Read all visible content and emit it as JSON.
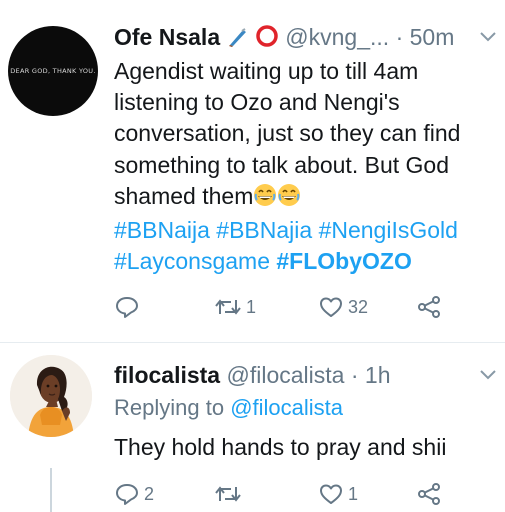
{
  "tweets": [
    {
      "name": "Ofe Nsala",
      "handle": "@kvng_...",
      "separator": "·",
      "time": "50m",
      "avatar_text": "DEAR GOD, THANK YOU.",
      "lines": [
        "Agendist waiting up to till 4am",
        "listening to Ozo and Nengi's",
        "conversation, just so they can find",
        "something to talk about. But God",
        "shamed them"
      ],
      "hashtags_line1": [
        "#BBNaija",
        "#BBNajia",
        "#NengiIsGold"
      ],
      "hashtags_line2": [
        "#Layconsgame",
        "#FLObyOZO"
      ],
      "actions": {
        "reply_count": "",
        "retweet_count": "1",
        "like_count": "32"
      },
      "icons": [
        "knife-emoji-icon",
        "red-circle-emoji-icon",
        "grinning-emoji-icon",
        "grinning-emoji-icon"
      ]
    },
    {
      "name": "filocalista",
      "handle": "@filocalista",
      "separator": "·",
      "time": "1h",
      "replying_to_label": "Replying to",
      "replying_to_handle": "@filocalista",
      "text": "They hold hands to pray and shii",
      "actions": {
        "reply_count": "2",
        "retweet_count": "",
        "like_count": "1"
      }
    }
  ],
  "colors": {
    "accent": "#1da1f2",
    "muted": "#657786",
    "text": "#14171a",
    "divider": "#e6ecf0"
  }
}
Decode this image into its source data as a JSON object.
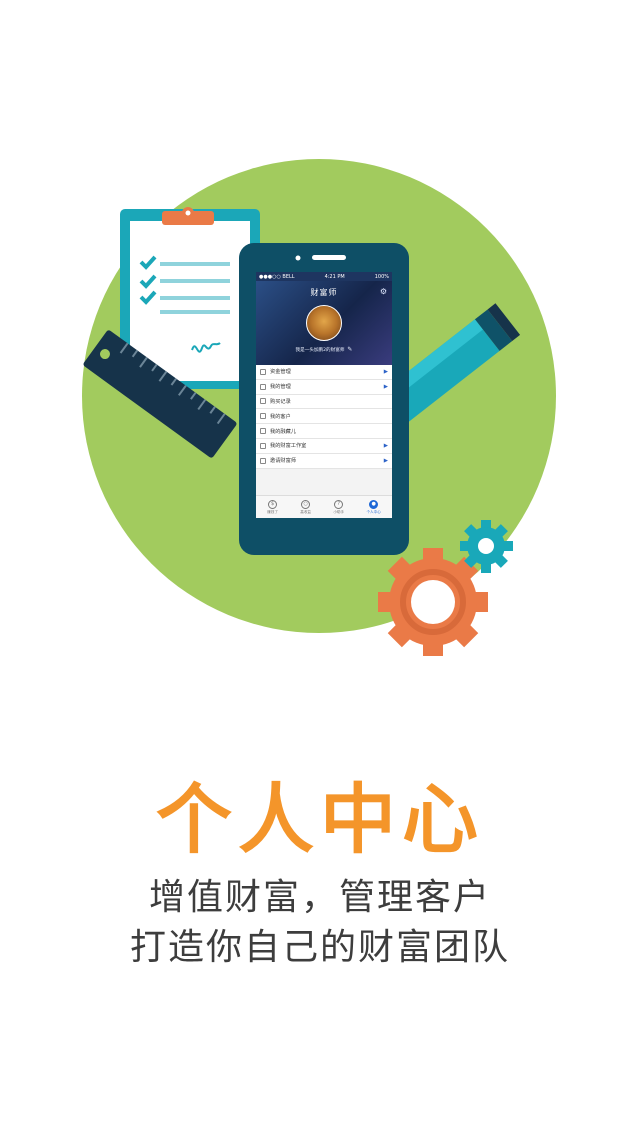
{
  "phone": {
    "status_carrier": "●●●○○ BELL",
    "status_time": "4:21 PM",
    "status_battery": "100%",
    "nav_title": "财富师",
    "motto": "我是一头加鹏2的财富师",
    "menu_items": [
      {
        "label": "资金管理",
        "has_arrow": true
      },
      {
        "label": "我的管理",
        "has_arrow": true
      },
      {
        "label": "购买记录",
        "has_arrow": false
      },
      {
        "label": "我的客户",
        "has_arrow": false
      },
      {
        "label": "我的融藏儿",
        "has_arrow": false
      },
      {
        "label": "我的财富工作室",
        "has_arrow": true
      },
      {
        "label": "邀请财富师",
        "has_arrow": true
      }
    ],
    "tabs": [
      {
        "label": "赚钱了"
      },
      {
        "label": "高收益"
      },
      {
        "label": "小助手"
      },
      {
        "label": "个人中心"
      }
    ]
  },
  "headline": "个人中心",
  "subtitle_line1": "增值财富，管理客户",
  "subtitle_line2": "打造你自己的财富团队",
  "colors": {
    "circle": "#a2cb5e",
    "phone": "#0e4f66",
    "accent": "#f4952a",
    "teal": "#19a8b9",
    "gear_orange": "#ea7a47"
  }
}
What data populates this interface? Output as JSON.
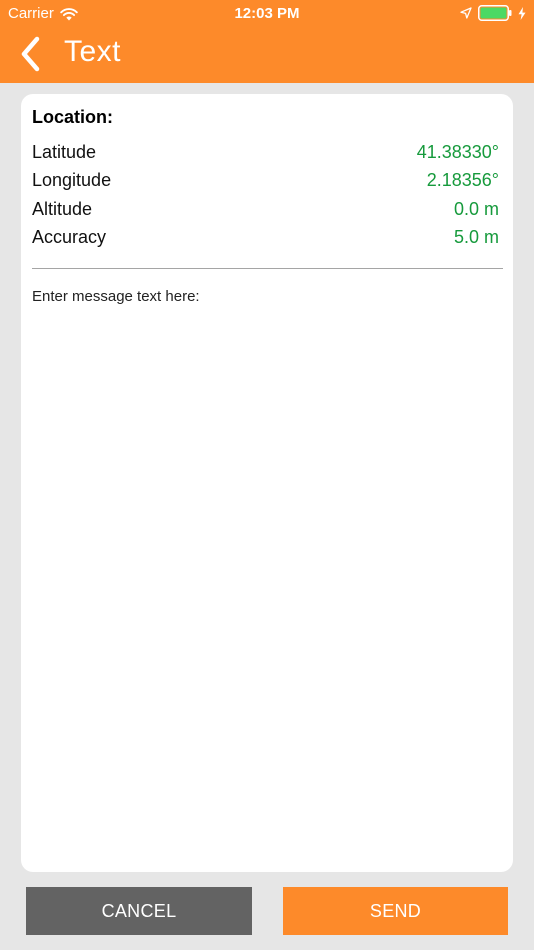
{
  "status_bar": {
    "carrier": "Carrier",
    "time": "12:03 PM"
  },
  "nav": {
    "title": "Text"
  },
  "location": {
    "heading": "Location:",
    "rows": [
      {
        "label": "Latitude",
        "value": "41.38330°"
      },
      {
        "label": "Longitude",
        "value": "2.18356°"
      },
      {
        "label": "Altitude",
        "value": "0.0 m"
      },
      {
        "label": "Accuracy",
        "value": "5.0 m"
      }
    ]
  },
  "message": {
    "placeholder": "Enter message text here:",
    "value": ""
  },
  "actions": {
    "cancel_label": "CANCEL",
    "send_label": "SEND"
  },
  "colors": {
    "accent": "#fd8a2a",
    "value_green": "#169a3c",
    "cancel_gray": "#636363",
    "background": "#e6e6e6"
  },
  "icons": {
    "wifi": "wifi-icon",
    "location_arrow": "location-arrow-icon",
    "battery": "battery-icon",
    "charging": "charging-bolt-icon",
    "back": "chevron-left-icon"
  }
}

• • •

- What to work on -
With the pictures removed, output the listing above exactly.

- Your response -
Read all visible content and emit it as JSON.
{
  "tweets": [
    {
      "name": "Ofe Nsala",
      "handle": "@kvng_...",
      "separator": "·",
      "time": "50m",
      "avatar_text": "DEAR GOD, THANK YOU.",
      "lines": [
        "Agendist waiting up to till 4am",
        "listening to Ozo and Nengi's",
        "conversation, just so they can find",
        "something to talk about. But God",
        "shamed them"
      ],
      "hashtags_line1": [
        "#BBNaija",
        "#BBNajia",
        "#NengiIsGold"
      ],
      "hashtags_line2": [
        "#Layconsgame",
        "#FLObyOZO"
      ],
      "actions": {
        "reply_count": "",
        "retweet_count": "1",
        "like_count": "32"
      },
      "icons": [
        "knife-emoji-icon",
        "red-circle-emoji-icon",
        "grinning-emoji-icon",
        "grinning-emoji-icon"
      ]
    },
    {
      "name": "filocalista",
      "handle": "@filocalista",
      "separator": "·",
      "time": "1h",
      "replying_to_label": "Replying to",
      "replying_to_handle": "@filocalista",
      "text": "They hold hands to pray and shii",
      "actions": {
        "reply_count": "2",
        "retweet_count": "",
        "like_count": "1"
      }
    }
  ],
  "colors": {
    "accent": "#1da1f2",
    "muted": "#657786",
    "text": "#14171a",
    "divider": "#e6ecf0"
  }
}
Decode this image into its source data as a JSON object.
{
  "phone": {
    "status_carrier": "●●●○○ BELL",
    "status_time": "4:21 PM",
    "status_battery": "100%",
    "nav_title": "财富师",
    "motto": "我是一头加鹏2的财富师",
    "menu_items": [
      {
        "label": "资金管理",
        "has_arrow": true
      },
      {
        "label": "我的管理",
        "has_arrow": true
      },
      {
        "label": "购买记录",
        "has_arrow": false
      },
      {
        "label": "我的客户",
        "has_arrow": false
      },
      {
        "label": "我的融藏儿",
        "has_arrow": false
      },
      {
        "label": "我的财富工作室",
        "has_arrow": true
      },
      {
        "label": "邀请财富师",
        "has_arrow": true
      }
    ],
    "tabs": [
      {
        "label": "赚钱了"
      },
      {
        "label": "高收益"
      },
      {
        "label": "小助手"
      },
      {
        "label": "个人中心"
      }
    ]
  },
  "headline": "个人中心",
  "subtitle_line1": "增值财富，管理客户",
  "subtitle_line2": "打造你自己的财富团队",
  "colors": {
    "circle": "#a2cb5e",
    "phone": "#0e4f66",
    "accent": "#f4952a",
    "teal": "#19a8b9",
    "gear_orange": "#ea7a47"
  }
}
What data populates this interface? Output as JSON.
{
  "status_bar": {
    "carrier": "Carrier",
    "time": "12:03 PM"
  },
  "nav": {
    "title": "Text"
  },
  "location": {
    "heading": "Location:",
    "rows": [
      {
        "label": "Latitude",
        "value": "41.38330°"
      },
      {
        "label": "Longitude",
        "value": "2.18356°"
      },
      {
        "label": "Altitude",
        "value": "0.0 m"
      },
      {
        "label": "Accuracy",
        "value": "5.0 m"
      }
    ]
  },
  "message": {
    "placeholder": "Enter message text here:",
    "value": ""
  },
  "actions": {
    "cancel_label": "CANCEL",
    "send_label": "SEND"
  },
  "colors": {
    "accent": "#fd8a2a",
    "value_green": "#169a3c",
    "cancel_gray": "#636363",
    "background": "#e6e6e6"
  },
  "icons": {
    "wifi": "wifi-icon",
    "location_arrow": "location-arrow-icon",
    "battery": "battery-icon",
    "charging": "charging-bolt-icon",
    "back": "chevron-left-icon"
  }
}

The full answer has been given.